Mrinalini Rajagopalan is an architectural historian of India and is particularly interested in the impact of British colonialism on the architectural, urban, and preservation cultures of modern India. She is currently working on a book manuscript tentatively titled: Building Histories: The Construction and Contestation of Delhi’s Architectural Heritage from the Colonial Past to the Postcolonial Present. She is also co-editor of Colonial Frames, Nationalist Histories: Imperial Legacies, Architecture, and Modernity. At Pitt she offers courses on modernist architecture in Western and non-Western contexts; global urbanisms in the nineteenth and twentieth centuries; and the history of architectural preservation.
Before coming to Pitt, Rajagopalan held fellowships at Yale University, the Massachusetts Institute of Technology and New York University. She was also a visiting scholar at the Canadian Centre for Architecture in 2010.
PhD, University of California, Berkeley (2007)
“A Medieval Monument and its Modern Myths of Iconoclasm: The Enduring Contestations over the Qutb Complex in Delhi, India” in Richard Brilliant and Dale Kinney, eds., Reuse Value: Spoliation and Appropriation in Art and Architecture from Constantine to Sherrie Levine (Ashgate Publishing Limited, 2011).
“Preservation and Modernity: Competing Perspectives, Contested Histories and the Question of Authenticity,” in Greig Crysler, Stephen Cairns and Hilde Heynen, eds., The Handbook of Architectural Theory (Sage Publications, 2011).
“From Loot to Trophy: The Vexed History of Architectural Heritage in Imperial India” in The Newsletter of the International Institute of Asian Studies (University of Leiden Press, 2011).

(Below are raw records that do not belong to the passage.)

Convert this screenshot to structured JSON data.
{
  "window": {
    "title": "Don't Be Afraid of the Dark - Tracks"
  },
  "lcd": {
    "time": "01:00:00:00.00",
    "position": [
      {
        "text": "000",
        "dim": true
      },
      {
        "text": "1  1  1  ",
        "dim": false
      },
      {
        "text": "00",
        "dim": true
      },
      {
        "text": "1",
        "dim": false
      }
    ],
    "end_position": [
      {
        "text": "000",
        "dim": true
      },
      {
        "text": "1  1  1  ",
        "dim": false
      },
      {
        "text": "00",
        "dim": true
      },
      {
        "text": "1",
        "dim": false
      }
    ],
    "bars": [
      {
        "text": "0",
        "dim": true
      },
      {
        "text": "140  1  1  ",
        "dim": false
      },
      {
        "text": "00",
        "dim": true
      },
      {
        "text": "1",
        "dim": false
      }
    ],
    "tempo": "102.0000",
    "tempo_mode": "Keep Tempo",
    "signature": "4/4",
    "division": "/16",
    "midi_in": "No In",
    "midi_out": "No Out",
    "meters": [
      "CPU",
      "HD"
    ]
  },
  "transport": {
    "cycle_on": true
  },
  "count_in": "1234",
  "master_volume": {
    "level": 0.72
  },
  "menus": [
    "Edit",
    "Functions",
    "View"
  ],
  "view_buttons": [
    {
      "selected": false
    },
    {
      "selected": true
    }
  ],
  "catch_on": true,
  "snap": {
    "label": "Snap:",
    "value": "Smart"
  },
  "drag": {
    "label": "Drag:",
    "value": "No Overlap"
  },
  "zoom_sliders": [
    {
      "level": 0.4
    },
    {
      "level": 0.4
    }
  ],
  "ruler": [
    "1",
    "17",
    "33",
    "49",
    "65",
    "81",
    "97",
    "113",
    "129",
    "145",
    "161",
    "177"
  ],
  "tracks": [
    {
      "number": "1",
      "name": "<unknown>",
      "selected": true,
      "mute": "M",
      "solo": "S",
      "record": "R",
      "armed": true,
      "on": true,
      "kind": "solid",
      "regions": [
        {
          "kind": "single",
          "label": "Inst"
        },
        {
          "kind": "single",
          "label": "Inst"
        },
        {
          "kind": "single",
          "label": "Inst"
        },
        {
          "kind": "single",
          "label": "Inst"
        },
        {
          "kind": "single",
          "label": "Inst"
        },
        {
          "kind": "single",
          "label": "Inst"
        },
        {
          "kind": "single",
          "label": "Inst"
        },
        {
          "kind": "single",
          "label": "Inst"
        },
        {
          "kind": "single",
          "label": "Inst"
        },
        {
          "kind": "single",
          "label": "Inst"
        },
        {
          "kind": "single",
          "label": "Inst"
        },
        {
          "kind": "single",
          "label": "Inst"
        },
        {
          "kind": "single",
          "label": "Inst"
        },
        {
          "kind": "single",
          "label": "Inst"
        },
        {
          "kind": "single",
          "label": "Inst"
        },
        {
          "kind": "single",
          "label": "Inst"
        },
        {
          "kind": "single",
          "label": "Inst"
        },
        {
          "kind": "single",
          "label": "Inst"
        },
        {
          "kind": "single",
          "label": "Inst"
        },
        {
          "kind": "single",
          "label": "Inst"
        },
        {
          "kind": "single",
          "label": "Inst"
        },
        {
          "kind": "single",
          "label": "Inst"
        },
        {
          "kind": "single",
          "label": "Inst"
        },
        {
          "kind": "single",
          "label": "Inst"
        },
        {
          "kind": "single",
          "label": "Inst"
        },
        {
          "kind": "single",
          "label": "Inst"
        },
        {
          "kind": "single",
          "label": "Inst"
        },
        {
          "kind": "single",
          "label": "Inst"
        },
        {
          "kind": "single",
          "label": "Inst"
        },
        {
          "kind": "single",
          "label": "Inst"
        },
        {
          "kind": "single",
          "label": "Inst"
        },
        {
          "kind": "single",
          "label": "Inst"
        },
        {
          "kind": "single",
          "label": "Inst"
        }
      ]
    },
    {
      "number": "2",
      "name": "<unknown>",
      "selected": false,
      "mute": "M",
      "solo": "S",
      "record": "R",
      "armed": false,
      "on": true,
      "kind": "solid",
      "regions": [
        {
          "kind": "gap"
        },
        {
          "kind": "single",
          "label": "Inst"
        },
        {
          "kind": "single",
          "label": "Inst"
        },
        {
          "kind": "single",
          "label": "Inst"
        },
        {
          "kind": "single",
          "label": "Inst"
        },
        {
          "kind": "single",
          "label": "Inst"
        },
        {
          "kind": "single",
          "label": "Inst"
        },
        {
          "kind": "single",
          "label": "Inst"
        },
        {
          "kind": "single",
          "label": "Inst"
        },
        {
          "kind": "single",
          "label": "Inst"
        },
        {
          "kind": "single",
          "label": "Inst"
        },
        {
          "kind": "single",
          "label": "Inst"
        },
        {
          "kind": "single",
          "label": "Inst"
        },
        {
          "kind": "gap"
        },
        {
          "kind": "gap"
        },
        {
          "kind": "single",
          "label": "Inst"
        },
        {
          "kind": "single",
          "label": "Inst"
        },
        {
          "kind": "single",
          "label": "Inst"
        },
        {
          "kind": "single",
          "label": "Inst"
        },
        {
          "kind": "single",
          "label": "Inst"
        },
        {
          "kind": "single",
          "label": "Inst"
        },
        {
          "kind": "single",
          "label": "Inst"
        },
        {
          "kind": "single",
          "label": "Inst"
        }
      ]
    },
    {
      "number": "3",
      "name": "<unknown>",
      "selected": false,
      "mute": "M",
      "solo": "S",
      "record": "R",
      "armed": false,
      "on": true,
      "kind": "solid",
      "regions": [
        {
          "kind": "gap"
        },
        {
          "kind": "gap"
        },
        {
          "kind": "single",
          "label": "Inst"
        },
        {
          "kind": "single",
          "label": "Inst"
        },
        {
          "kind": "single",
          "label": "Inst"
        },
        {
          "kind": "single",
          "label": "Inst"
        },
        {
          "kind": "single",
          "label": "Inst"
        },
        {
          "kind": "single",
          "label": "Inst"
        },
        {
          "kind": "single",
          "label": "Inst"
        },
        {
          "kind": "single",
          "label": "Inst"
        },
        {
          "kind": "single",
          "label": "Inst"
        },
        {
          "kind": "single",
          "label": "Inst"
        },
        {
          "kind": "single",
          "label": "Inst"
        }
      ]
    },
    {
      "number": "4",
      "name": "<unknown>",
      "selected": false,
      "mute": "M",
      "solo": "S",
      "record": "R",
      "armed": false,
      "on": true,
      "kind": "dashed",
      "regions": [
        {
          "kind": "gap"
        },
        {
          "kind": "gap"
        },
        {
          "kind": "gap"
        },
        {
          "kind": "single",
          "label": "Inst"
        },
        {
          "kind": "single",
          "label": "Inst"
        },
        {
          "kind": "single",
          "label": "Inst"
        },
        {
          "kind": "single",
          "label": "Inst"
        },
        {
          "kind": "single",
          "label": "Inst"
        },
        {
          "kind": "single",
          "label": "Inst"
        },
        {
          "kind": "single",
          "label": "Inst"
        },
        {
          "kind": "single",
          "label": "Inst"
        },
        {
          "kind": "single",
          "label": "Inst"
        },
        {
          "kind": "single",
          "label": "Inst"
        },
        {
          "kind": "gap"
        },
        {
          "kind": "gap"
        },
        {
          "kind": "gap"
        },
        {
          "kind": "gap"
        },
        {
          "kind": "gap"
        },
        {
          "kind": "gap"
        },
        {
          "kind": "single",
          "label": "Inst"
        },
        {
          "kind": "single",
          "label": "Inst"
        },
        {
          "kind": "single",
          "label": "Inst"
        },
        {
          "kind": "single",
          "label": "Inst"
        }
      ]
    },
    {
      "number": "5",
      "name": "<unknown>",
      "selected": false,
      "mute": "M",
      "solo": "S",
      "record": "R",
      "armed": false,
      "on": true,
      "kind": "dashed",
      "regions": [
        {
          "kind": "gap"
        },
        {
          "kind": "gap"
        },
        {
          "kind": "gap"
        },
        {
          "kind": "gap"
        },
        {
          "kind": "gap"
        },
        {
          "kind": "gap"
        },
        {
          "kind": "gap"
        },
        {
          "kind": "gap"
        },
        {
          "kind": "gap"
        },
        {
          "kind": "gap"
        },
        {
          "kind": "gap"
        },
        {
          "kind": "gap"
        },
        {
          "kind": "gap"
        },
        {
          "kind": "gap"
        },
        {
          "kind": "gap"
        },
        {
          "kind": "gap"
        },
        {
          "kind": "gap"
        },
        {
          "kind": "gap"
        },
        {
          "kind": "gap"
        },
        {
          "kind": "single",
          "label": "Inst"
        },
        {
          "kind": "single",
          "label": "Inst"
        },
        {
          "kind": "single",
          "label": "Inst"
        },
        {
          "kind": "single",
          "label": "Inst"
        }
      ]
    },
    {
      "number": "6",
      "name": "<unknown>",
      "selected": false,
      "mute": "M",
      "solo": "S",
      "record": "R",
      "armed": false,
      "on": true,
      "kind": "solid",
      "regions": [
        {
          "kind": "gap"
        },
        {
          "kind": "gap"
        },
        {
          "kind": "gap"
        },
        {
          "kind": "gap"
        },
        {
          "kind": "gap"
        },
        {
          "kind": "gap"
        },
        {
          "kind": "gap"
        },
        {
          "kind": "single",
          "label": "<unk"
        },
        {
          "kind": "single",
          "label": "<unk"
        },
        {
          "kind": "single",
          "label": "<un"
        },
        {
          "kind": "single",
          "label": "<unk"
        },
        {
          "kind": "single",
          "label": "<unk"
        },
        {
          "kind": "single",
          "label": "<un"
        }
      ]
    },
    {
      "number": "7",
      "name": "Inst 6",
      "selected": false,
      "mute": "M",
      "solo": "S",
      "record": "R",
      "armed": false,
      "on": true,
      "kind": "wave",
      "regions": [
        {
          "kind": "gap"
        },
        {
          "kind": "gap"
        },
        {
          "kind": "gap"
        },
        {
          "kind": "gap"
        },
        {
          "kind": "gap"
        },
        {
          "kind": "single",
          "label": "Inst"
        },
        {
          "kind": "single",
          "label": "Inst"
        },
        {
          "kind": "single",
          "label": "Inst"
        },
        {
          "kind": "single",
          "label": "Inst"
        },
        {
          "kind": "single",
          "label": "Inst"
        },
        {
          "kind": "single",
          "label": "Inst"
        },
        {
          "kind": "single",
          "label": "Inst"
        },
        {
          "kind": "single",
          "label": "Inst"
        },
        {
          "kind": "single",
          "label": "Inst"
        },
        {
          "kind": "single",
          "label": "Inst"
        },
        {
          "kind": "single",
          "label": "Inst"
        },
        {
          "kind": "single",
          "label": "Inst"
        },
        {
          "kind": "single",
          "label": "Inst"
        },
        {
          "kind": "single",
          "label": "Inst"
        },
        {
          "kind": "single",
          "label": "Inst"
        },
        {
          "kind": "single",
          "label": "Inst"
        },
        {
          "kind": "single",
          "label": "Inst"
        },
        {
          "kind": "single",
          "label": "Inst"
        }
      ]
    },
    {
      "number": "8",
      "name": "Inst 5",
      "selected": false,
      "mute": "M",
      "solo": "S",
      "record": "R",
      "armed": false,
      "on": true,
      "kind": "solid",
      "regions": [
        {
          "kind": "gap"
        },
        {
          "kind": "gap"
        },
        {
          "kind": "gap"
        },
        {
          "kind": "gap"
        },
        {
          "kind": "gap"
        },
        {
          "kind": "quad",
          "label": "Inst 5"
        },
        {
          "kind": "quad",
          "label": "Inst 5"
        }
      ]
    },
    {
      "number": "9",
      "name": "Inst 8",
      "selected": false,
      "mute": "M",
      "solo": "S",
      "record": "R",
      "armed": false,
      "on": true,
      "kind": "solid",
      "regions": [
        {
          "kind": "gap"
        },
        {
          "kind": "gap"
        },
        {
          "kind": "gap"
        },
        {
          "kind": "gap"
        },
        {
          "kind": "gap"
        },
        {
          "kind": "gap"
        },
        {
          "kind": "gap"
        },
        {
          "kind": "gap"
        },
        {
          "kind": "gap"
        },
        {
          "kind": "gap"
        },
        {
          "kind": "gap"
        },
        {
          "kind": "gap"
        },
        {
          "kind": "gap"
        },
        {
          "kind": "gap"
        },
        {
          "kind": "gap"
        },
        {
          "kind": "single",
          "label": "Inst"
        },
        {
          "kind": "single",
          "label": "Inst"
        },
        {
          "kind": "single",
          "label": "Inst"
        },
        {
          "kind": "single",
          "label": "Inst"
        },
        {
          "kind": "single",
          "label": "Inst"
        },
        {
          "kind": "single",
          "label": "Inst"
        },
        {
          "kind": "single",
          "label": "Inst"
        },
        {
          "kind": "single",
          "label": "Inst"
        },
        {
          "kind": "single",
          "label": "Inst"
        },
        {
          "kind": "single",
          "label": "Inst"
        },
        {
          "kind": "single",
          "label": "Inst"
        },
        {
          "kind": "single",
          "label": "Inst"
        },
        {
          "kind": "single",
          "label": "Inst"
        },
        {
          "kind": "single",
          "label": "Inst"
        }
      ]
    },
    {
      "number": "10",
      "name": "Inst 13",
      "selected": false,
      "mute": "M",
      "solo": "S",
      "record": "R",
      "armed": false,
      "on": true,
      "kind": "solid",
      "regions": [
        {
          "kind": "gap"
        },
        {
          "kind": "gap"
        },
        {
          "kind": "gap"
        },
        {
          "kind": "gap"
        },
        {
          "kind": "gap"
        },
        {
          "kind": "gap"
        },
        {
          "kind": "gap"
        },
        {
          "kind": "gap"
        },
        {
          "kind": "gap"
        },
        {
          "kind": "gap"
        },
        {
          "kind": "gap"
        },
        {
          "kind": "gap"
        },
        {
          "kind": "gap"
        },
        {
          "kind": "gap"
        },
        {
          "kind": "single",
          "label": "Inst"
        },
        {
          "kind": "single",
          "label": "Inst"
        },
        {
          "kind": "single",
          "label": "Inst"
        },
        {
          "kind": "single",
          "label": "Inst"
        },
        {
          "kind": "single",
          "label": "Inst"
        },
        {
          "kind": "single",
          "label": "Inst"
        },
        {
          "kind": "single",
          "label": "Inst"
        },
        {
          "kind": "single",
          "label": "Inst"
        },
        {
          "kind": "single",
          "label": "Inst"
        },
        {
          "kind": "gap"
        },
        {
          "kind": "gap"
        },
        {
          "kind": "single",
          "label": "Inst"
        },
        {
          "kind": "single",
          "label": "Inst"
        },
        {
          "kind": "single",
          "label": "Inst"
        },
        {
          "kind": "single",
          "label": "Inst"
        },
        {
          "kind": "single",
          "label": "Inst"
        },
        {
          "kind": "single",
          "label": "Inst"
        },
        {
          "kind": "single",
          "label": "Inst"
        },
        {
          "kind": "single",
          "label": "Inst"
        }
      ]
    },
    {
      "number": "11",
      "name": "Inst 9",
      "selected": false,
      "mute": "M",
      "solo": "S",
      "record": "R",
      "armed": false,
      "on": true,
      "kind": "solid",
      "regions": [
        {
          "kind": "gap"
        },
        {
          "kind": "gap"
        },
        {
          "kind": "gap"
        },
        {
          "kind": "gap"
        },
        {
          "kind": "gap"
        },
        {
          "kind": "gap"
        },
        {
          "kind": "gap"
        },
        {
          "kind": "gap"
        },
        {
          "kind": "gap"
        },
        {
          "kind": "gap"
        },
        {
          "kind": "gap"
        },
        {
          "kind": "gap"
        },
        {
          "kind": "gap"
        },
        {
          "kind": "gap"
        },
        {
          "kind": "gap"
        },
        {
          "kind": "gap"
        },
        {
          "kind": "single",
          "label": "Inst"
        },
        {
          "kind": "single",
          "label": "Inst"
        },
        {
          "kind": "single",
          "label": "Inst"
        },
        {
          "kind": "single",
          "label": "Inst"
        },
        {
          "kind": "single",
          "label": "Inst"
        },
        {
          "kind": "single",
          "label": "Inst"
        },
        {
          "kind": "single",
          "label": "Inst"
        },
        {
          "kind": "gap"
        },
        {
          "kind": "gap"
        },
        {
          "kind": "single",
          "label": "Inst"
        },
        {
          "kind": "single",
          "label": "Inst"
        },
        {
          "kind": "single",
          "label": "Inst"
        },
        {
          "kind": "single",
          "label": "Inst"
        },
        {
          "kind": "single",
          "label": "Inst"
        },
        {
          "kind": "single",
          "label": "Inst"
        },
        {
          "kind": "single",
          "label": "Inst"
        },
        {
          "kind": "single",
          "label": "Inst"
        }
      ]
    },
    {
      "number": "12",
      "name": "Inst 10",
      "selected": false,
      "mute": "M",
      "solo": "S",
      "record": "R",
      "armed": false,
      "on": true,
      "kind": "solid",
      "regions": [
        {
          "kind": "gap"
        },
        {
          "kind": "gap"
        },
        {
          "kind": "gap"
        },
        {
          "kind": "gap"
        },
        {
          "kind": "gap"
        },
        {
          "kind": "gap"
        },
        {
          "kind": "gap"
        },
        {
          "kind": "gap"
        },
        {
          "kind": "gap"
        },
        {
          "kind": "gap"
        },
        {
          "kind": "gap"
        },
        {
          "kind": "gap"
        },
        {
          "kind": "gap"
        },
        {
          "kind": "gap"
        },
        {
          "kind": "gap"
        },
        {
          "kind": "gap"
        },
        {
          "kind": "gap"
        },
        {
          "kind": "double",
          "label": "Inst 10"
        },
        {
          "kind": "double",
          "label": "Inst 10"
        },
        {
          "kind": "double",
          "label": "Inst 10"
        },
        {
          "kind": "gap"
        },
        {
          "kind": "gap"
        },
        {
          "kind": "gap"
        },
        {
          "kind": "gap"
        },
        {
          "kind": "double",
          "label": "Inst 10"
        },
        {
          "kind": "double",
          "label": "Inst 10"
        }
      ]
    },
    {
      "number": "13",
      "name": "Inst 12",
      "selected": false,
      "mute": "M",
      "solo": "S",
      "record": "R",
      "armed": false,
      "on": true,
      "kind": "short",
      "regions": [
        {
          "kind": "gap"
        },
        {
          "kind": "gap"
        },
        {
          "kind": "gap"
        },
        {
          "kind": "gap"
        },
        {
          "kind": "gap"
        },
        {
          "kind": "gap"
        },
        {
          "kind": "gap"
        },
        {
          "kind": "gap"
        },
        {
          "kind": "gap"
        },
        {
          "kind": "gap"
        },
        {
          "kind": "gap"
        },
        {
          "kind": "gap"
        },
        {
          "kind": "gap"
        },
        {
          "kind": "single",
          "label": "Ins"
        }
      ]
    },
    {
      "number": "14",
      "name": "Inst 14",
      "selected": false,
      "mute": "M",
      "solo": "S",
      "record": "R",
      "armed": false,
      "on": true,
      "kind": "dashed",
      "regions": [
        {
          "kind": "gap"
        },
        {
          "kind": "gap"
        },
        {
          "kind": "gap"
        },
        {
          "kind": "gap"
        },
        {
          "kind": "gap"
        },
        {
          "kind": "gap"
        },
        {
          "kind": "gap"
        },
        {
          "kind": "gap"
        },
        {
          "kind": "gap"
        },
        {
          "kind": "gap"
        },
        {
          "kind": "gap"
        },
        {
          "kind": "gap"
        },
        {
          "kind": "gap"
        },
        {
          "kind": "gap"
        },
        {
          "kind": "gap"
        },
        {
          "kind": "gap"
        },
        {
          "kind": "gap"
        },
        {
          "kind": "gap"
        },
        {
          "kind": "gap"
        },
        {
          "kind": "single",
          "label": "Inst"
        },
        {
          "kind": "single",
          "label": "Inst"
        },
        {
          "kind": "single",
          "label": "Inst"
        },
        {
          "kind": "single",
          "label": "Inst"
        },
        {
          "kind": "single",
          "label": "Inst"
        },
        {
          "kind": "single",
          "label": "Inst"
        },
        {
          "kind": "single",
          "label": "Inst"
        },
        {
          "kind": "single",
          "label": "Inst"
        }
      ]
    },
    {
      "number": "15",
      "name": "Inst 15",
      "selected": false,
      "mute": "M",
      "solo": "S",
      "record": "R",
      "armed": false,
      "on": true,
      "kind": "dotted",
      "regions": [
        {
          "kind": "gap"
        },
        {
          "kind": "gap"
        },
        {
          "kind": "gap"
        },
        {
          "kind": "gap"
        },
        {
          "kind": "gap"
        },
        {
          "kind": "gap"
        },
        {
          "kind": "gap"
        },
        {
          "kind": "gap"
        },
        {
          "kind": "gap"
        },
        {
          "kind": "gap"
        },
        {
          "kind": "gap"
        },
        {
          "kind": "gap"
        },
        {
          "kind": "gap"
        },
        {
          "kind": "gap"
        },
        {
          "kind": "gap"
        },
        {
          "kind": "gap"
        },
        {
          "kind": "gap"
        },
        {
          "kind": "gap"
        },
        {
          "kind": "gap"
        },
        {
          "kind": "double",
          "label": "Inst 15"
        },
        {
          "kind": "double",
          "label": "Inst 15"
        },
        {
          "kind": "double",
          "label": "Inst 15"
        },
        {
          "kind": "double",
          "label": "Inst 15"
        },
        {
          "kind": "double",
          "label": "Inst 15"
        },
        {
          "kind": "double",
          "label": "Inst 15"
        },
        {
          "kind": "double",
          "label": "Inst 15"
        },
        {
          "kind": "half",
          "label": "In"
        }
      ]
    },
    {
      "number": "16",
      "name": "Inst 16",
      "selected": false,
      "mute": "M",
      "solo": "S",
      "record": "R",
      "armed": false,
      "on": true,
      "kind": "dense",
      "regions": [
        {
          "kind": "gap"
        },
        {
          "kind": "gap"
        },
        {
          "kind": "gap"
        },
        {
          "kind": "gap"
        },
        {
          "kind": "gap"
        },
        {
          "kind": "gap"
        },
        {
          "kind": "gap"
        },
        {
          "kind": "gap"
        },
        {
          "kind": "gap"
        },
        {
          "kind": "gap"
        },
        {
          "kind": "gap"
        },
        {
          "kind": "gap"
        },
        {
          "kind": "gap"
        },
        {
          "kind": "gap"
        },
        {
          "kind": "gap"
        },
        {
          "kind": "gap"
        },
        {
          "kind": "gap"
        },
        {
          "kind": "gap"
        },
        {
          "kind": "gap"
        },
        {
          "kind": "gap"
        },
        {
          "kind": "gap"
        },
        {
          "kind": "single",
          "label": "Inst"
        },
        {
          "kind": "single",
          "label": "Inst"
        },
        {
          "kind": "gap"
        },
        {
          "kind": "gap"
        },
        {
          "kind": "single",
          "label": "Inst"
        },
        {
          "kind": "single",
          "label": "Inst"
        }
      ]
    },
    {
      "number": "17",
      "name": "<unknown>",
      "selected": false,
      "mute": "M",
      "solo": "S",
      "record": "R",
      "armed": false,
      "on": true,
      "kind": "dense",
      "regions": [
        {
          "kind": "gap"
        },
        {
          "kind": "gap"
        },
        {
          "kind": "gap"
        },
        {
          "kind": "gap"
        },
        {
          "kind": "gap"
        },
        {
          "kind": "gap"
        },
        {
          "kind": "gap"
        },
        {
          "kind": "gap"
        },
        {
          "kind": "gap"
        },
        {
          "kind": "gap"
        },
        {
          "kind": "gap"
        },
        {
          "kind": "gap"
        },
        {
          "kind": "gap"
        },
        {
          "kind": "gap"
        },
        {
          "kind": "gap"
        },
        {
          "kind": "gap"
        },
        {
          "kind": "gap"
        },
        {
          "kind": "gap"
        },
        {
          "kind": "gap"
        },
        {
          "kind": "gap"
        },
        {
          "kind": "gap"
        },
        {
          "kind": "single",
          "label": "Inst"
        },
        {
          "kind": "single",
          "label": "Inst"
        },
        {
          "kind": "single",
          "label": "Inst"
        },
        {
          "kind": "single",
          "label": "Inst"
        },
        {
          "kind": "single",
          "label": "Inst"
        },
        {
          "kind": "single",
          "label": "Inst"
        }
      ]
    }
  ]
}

“Post-Secular Urbanisms: Situating Delhi within the Rhetorical Landscape of Hindutva” in AlSayyad, Nezar and Mejgan Massoumi, eds., Cities and Fundamentalisms (London: Routledge, 2010).
- Art Gallery
- Visual Media Workshop